General format for all references:
Article: Author AA, Author BB, Author CC. Title of article. Abbreviated Title of Journal. Year of publication;volume(issue):page numbers.
Book: Author AA, Author BB, Author CC. Title of Book. Edition number (if beyond first). City, state of publication: publisher name; year of publication.
Web site: Author(s) (if no author names are given, omit this field). Title of the specific item cited (if none is given, use the name of the organization responsible for the site). Name of the Web site. URL. Published [date]. Updated [date]. Accessed [date]. (If a published or updated date is not given, either write "published/updated date not given" or omit this field).
Author names in all references:
For materials with 1-6 authors or editors, list all author or editor names.
For materials with more than 7 authors or editors, list the first three, then abbreviate with et al.
Titles of journals:
Use PubMed journal abbreviations. Search the NLM Catalog for journal titles to locate the preferred abbreviation. If no abbreviation is found in the NLM Catalog, consult section 14.10 of the AMA Manual of Style for standard abbreviations.

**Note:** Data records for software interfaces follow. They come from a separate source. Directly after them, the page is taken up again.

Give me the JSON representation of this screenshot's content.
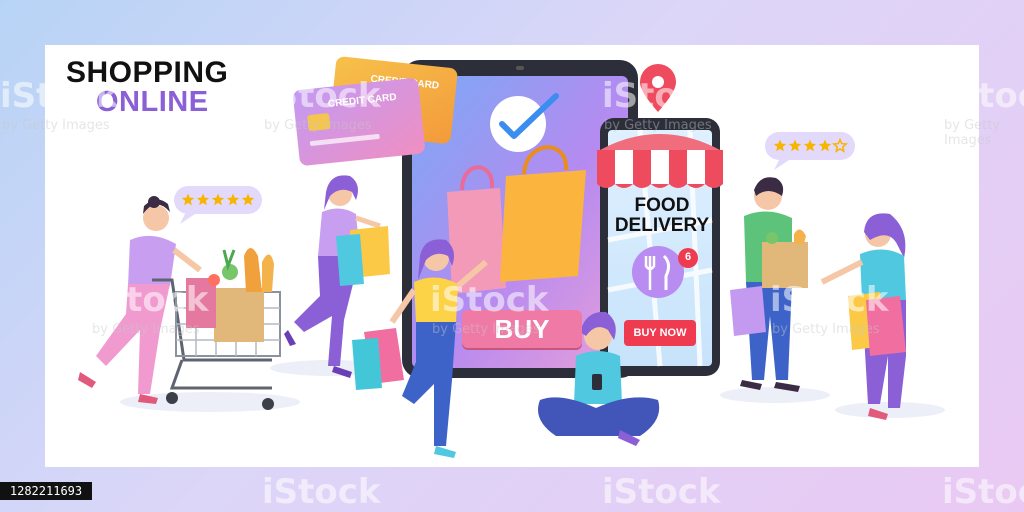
{
  "title": {
    "line1": "SHOPPING",
    "line2": "ONLINE"
  },
  "tablet": {
    "buy_label": "BUY"
  },
  "phone": {
    "headline_line1": "FOOD",
    "headline_line2": "DELIVERY",
    "badge_count": "6",
    "buy_now_label": "BUY NOW"
  },
  "cards": {
    "front_label": "CREDIT CARD",
    "back_label": "CREDIT CARD"
  },
  "ratings": {
    "cart_woman_stars": 5,
    "delivery_man_stars": 4,
    "max_stars": 5
  },
  "watermark": {
    "brand": "iStock",
    "sub": "by Getty Images",
    "image_id": "1282211693"
  },
  "colors": {
    "accent_purple": "#8b5fd6",
    "buy_pink": "#f07aa6",
    "buy_now_red": "#ee3b4f",
    "awning_red": "#ef4b5f"
  }
}
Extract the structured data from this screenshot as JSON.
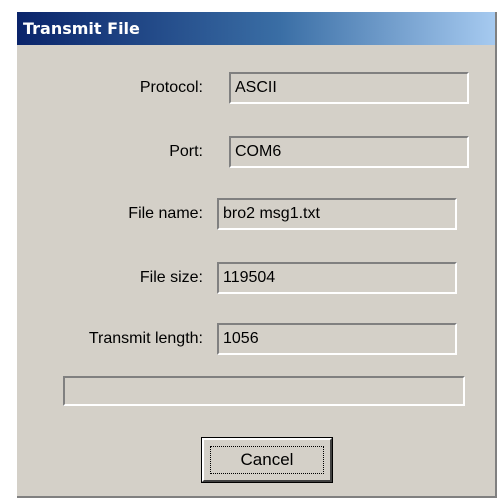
{
  "window": {
    "title": "Transmit File"
  },
  "fields": [
    {
      "label": "Protocol:",
      "value": "ASCII"
    },
    {
      "label": "Port:",
      "value": "COM6"
    },
    {
      "label": "File name:",
      "value": "bro2 msg1.txt"
    },
    {
      "label": "File size:",
      "value": "119504"
    },
    {
      "label": "Transmit length:",
      "value": "1056"
    }
  ],
  "progress": {
    "fraction": 0
  },
  "buttons": {
    "cancel_label": "Cancel"
  },
  "colors": {
    "dialog_bg": "#d4d0c8",
    "title_gradient_start": "#0a246a",
    "title_gradient_end": "#a6caf0",
    "title_text": "#ffffff"
  }
}
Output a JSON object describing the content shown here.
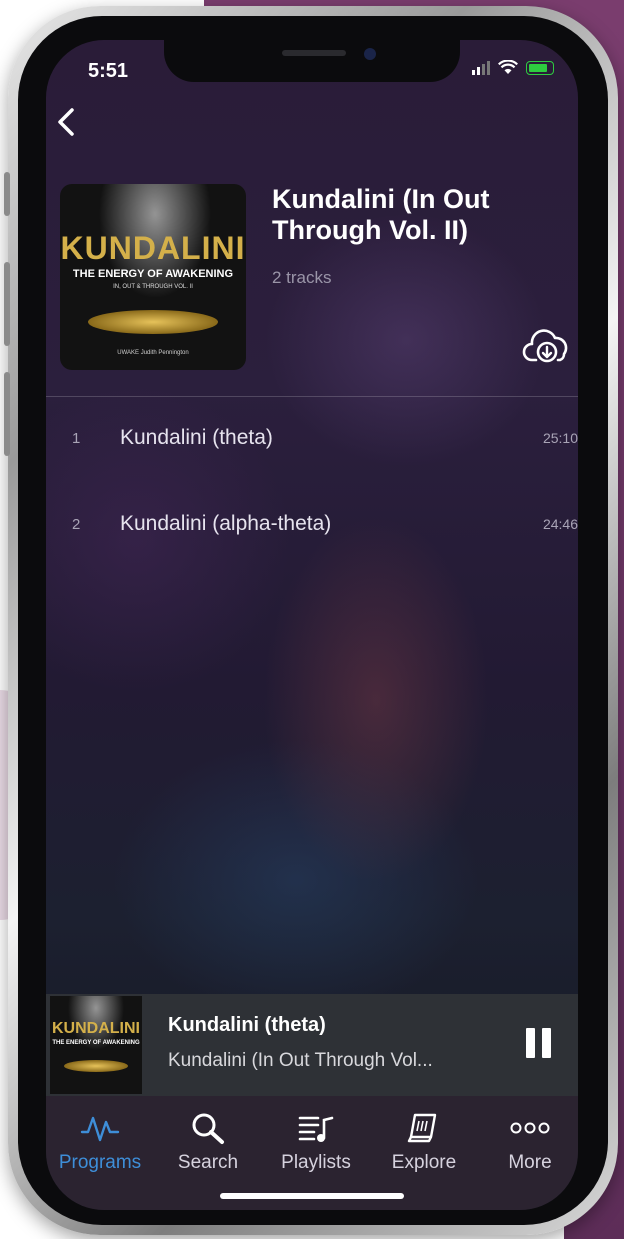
{
  "status": {
    "time": "5:51"
  },
  "album": {
    "title": "Kundalini (In Out Through Vol. II)",
    "track_count": "2 tracks",
    "cover": {
      "main": "KUNDALINI",
      "subtitle": "THE ENERGY OF AWAKENING",
      "small": "IN, OUT & THROUGH VOL. II",
      "credit": "UWAKE   Judith Pennington"
    }
  },
  "tracks": [
    {
      "num": "1",
      "name": "Kundalini (theta)",
      "duration": "25:10"
    },
    {
      "num": "2",
      "name": "Kundalini (alpha-theta)",
      "duration": "24:46"
    }
  ],
  "now_playing": {
    "title": "Kundalini (theta)",
    "subtitle": "Kundalini (In Out Through Vol...",
    "cover_main": "KUNDALINI",
    "cover_subtitle": "THE ENERGY OF AWAKENING"
  },
  "tabs": [
    {
      "label": "Programs",
      "icon": "waveform-icon",
      "active": true
    },
    {
      "label": "Search",
      "icon": "search-icon",
      "active": false
    },
    {
      "label": "Playlists",
      "icon": "playlist-icon",
      "active": false
    },
    {
      "label": "Explore",
      "icon": "book-icon",
      "active": false
    },
    {
      "label": "More",
      "icon": "more-icon",
      "active": false
    }
  ],
  "colors": {
    "accent": "#3e8ed8",
    "tab_bg": "#2b2330",
    "mini_player_bg": "#2e3136"
  }
}
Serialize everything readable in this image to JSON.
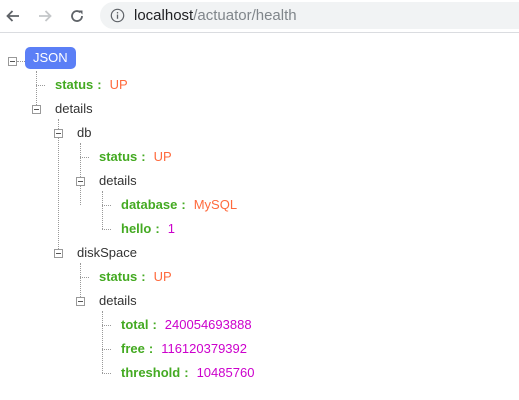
{
  "browser": {
    "url_host": "localhost",
    "url_path": "/actuator/health"
  },
  "tree": {
    "root_label": "JSON",
    "status_key": "status",
    "status_value": "UP",
    "details_label": "details",
    "db": {
      "label": "db",
      "status_key": "status",
      "status_value": "UP",
      "details_label": "details",
      "database_key": "database",
      "database_value": "MySQL",
      "hello_key": "hello",
      "hello_value": "1"
    },
    "diskSpace": {
      "label": "diskSpace",
      "status_key": "status",
      "status_value": "UP",
      "details_label": "details",
      "total_key": "total",
      "total_value": "240054693888",
      "free_key": "free",
      "free_value": "116120379392",
      "threshold_key": "threshold",
      "threshold_value": "10485760"
    },
    "separator": ":"
  }
}
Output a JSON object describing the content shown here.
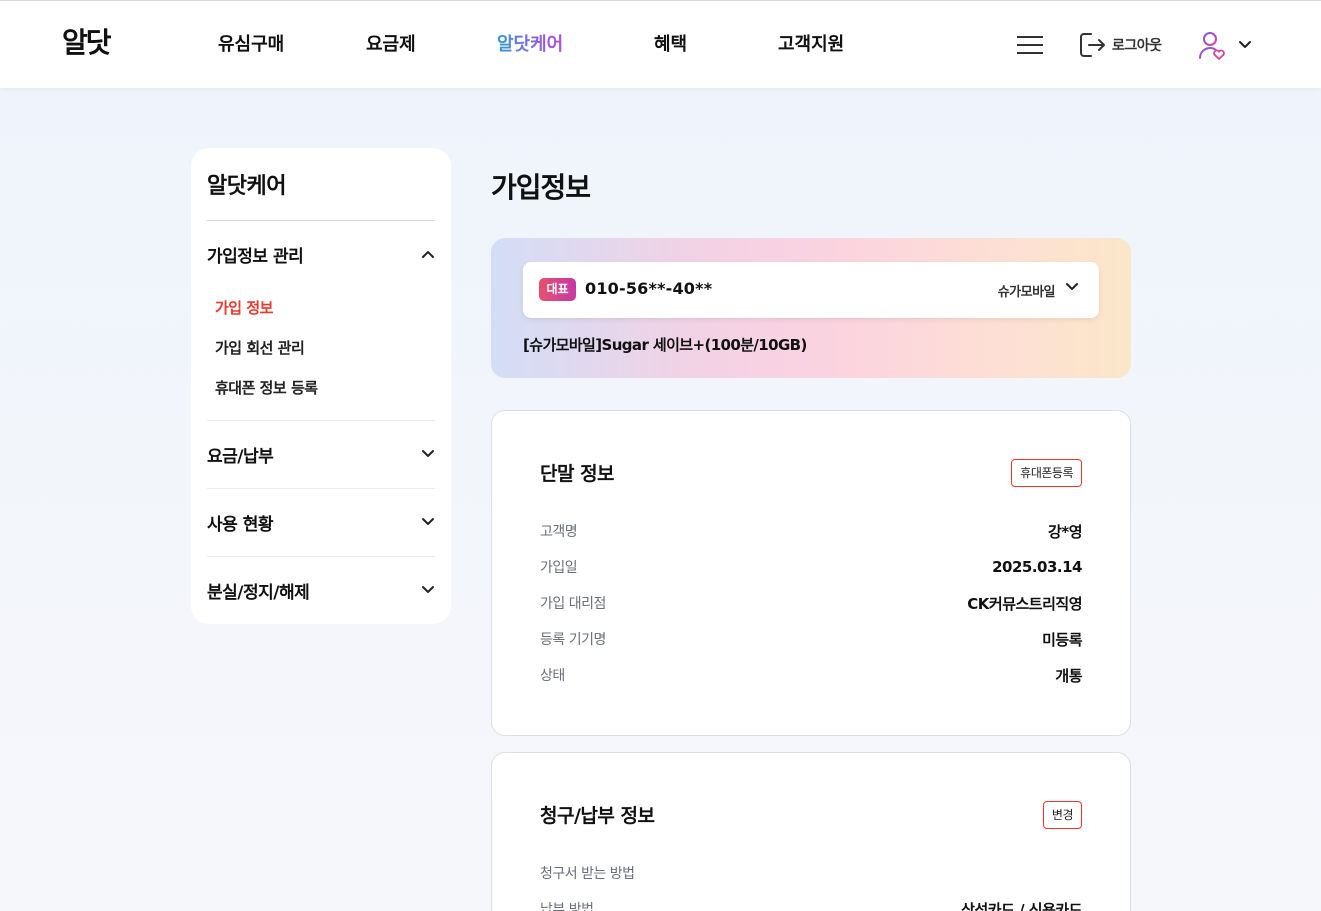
{
  "header": {
    "logo": "알닷",
    "nav": [
      "유심구매",
      "요금제",
      "알닷케어",
      "혜택",
      "고객지원"
    ],
    "active_nav": "알닷케어",
    "logout_label": "로그아웃"
  },
  "sidebar": {
    "title": "알닷케어",
    "sections": [
      {
        "label": "가입정보 관리",
        "expanded": true,
        "items": [
          "가입 정보",
          "가입 회선 관리",
          "휴대폰 정보 등록"
        ],
        "active_item": "가입 정보"
      },
      {
        "label": "요금/납부",
        "expanded": false
      },
      {
        "label": "사용 현황",
        "expanded": false
      },
      {
        "label": "분실/정지/해제",
        "expanded": false
      }
    ]
  },
  "main": {
    "page_title": "가입정보",
    "subscription": {
      "badge": "대표",
      "phone_number": "010-56**-40**",
      "carrier": "슈가모바일",
      "plan": "[슈가모바일]Sugar 세이브+(100분/10GB)"
    },
    "device_info": {
      "title": "단말 정보",
      "button": "휴대폰등록",
      "rows": [
        {
          "label": "고객명",
          "value": "강*영"
        },
        {
          "label": "가입일",
          "value": "2025.03.14"
        },
        {
          "label": "가입 대리점",
          "value": "CK커뮤스트리직영"
        },
        {
          "label": "등록 기기명",
          "value": "미등록"
        },
        {
          "label": "상태",
          "value": "개통"
        }
      ]
    },
    "billing_info": {
      "title": "청구/납부 정보",
      "button": "변경",
      "rows": [
        {
          "label": "청구서 받는 방법",
          "value": ""
        },
        {
          "label": "납부 방법",
          "value": "삼성카드 / 신용카드"
        }
      ]
    }
  },
  "colors": {
    "accent_red": "#e8392f",
    "nav_active_gradient_start": "#2e9fd6",
    "nav_active_gradient_end": "#b14fd8"
  }
}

Capitalization of titles in references:
For all titles in citations, retain the original spelling, abbreviations, and capitalization as originally published.
If no original capitalization is available, follow these rules:
Book titles: capitalize all major words. Do not capitalize the, an, a, in, for, or but, unless this word begins the title. Acronyms (NIH, HIV, etc.) should be shown in all caps.
Chapter titles within books: capitalize only the first word. Acronyms (NIH, HIV, etc.) should be shown in all caps.
Journal titles: capitalize all major words. Do not capitalize the, an, a, in, for, or but, unless this word begins the title. Acronyms (NIH, HIV, etc.) should be shown in all caps.
Journal article titles: capitalize only the first word. Acronyms (NIH, HIV, etc.) should be shown in all caps.
AMA Style states that personal communications such as phone calls, emails, conversations, etc. are not included in the reference list. However, you should cite these materials parenthentically within the text. Provide the name and highest academic degree of the author, type of communication, and date sent. If this would compromise patient anonymity, replace the name with a title and remove the day of communication.
Individuals on this new experimental drug should not take aspirin. (Sara P. Norris, M.D., email communication, November 3, 2012.)
For all five patients I have seen with this rare disorder, I have prescribed Interferon. (Physician at LAC + USC Healthcare Network, phone call, October 2012).
Follow the citation style for book, journal, web site, etc., and omit the author name.
Non-scholarly materials appearing in journals (editorials, letters to the editor, comments, interviews, etc.):
Include the article type in [brackets] after the title.
Boden WE, Roberts WC. Williams Edward Boden, MD: a conversation with the editor [Interview]. Am J Cardiol. 2012;110(1):145-159.
How to cite information when there is no guidance on this website:
Read the AMA Manual of Style, section 3, to find guidance for citing many other types of publications and information.
If there is no guidance on your specific type of information, adapt an existing AMA citation style.